## Data records for software interfaces
_ _ _ _ _ _ _
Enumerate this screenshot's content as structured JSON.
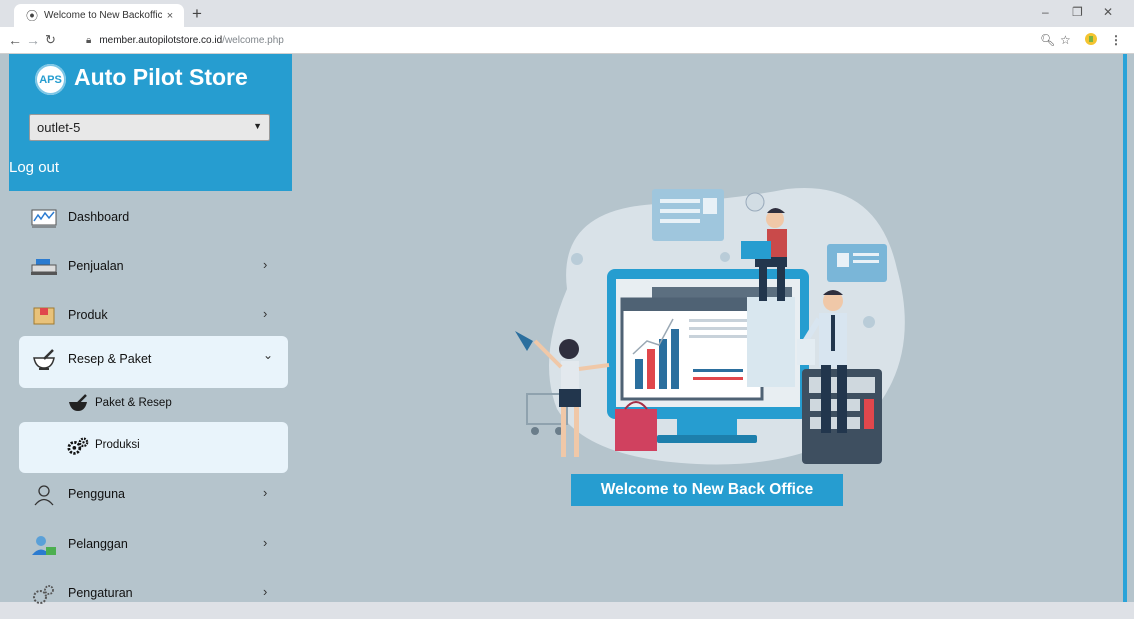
{
  "browser": {
    "tab_title": "Welcome to New Backoffice",
    "tab_close": "×",
    "new_tab": "+",
    "url_host": "member.autopilotstore.co.id",
    "url_path": "/welcome.php",
    "controls": {
      "minimize": "–",
      "restore": "❐",
      "close": "✕"
    }
  },
  "brand": {
    "logo_text": "APS",
    "name": "Auto Pilot Store"
  },
  "outlet_select": {
    "value": "outlet-5"
  },
  "logout_label": "Log out",
  "menu": {
    "dashboard": {
      "label": "Dashboard"
    },
    "penjualan": {
      "label": "Penjualan",
      "arrow": "›"
    },
    "produk": {
      "label": "Produk",
      "arrow": "›"
    },
    "resep_paket": {
      "label": "Resep & Paket",
      "arrow": "⌄"
    },
    "paket_resep": {
      "label": "Paket & Resep"
    },
    "produksi": {
      "label": "Produksi"
    },
    "pengguna": {
      "label": "Pengguna",
      "arrow": "›"
    },
    "pelanggan": {
      "label": "Pelanggan",
      "arrow": "›"
    },
    "pengaturan": {
      "label": "Pengaturan",
      "arrow": "›"
    }
  },
  "main": {
    "welcome_text": "Welcome to New Back Office"
  },
  "colors": {
    "brand_blue": "#269dd0",
    "content_bg": "#b5c4cc",
    "active_bg": "#e9f4fb"
  }
}
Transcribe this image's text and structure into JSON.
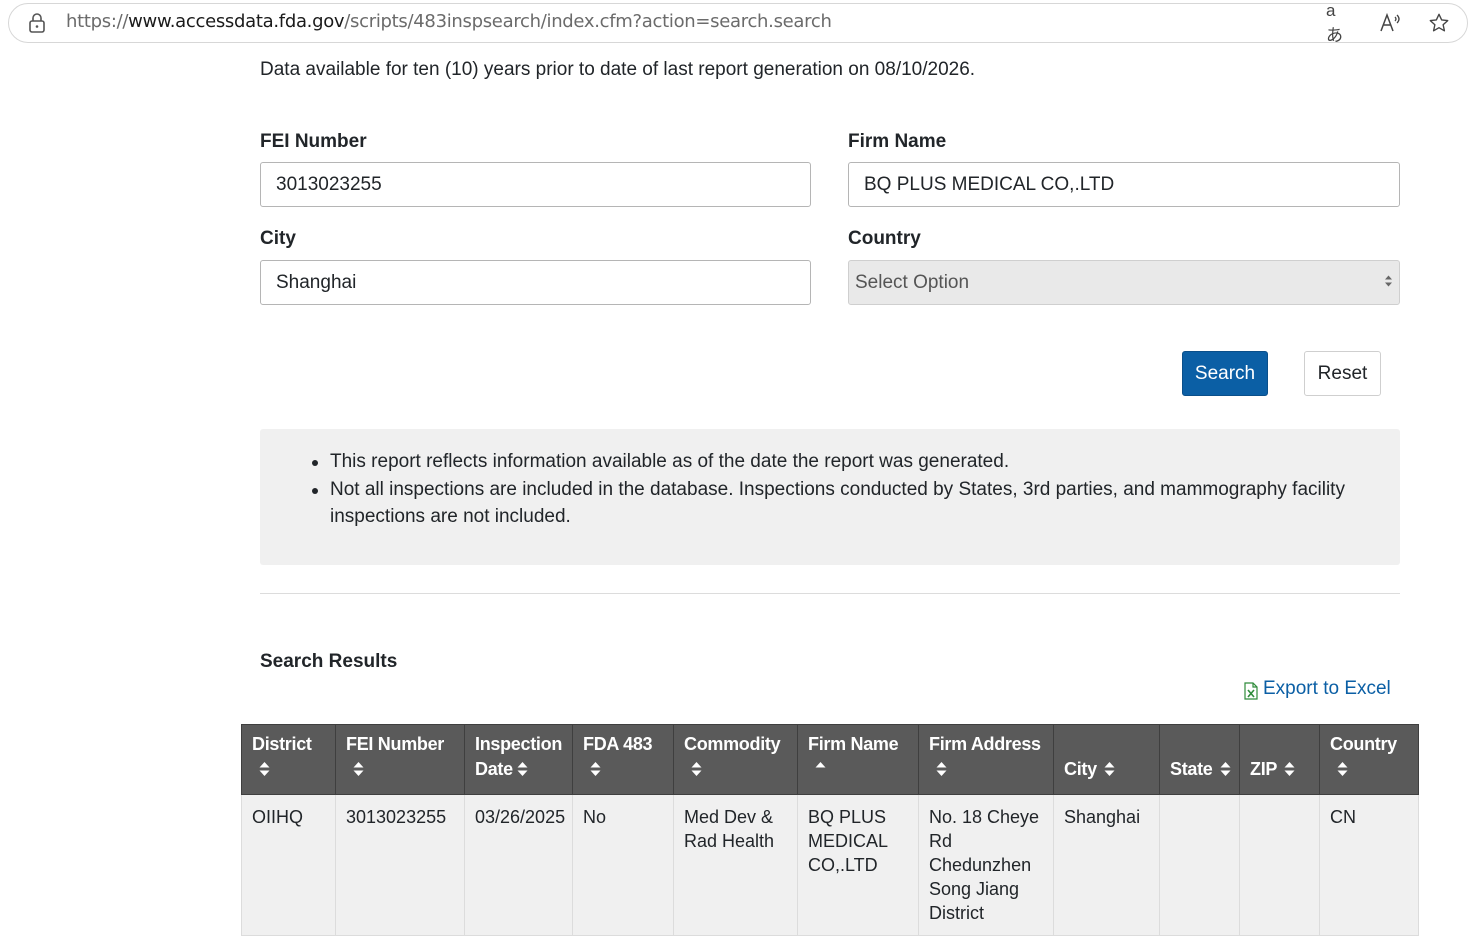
{
  "browser": {
    "url_prefix": "https://",
    "url_host": "www.accessdata.fda.gov",
    "url_path": "/scripts/483inspsearch/index.cfm?action=search.search",
    "translate_icon": "aあ",
    "read_aloud_icon": "A⁾"
  },
  "page": {
    "notice": "Data available for ten (10) years prior to date of last report generation on 08/10/2026."
  },
  "form": {
    "fei_label": "FEI Number",
    "fei_value": "3013023255",
    "firm_label": "Firm Name",
    "firm_value": "BQ PLUS MEDICAL CO,.LTD",
    "city_label": "City",
    "city_value": "Shanghai",
    "country_label": "Country",
    "country_value": "Select Option",
    "search_label": "Search",
    "reset_label": "Reset"
  },
  "info": {
    "items": [
      "This report reflects information available as of the date the report was generated.",
      "Not all inspections are included in the database. Inspections conducted by States, 3rd parties, and mammography facility inspections are not included."
    ]
  },
  "results": {
    "title": "Search Results",
    "export_label": "Export to Excel",
    "columns": [
      "District",
      "FEI Number",
      "Inspection Date",
      "FDA 483",
      "Commodity",
      "Firm Name",
      "Firm Address",
      "City",
      "State",
      "ZIP",
      "Country"
    ],
    "rows": [
      {
        "district": "OIIHQ",
        "fei": "3013023255",
        "date": "03/26/2025",
        "fda483": "No",
        "commodity": "Med Dev & Rad Health",
        "firm": "BQ PLUS MEDICAL CO,.LTD",
        "address": "No. 18 Cheye Rd Chedunzhen Song Jiang District",
        "city": "Shanghai",
        "state": "",
        "zip": "",
        "country": "CN"
      }
    ]
  },
  "colors": {
    "primary": "#0b5fa5",
    "table_header": "#5a5a5a",
    "panel": "#f0f0f0"
  },
  "icons": {
    "lock": "lock-icon",
    "translate": "translate-icon",
    "read_aloud": "read-aloud-icon",
    "favorite": "star-icon",
    "excel": "excel-icon",
    "sort": "sort-icon",
    "sort_asc": "sort-asc-icon"
  }
}
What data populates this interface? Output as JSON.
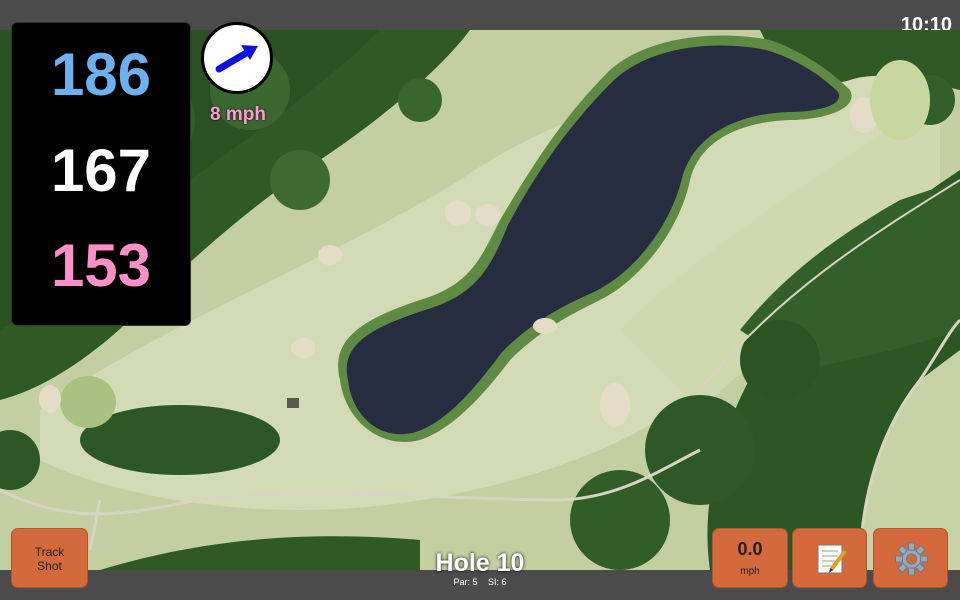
{
  "status": {
    "time": "10:10"
  },
  "distances": {
    "back": "186",
    "middle": "167",
    "front": "153"
  },
  "wind": {
    "speed_label": "8 mph",
    "arrow_icon": "arrow-right-up-icon"
  },
  "hole": {
    "title": "Hole 10",
    "par": "Par: 5",
    "si": "SI: 6"
  },
  "buttons": {
    "track_line1": "Track",
    "track_line2": "Shot",
    "speed_value": "0.0",
    "speed_unit": "mph",
    "notes_icon": "notepad-icon",
    "settings_icon": "gear-icon"
  },
  "colors": {
    "back_distance": "#6cb0f0",
    "middle_distance": "#ffffff",
    "front_distance": "#ff8fc8",
    "button_bg": "#d4693b"
  }
}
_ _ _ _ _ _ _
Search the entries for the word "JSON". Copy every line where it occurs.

Enumerate this screenshot's content as structured JSON.
Transcribe this image's text and structure into JSON.
What data populates this interface? Output as JSON.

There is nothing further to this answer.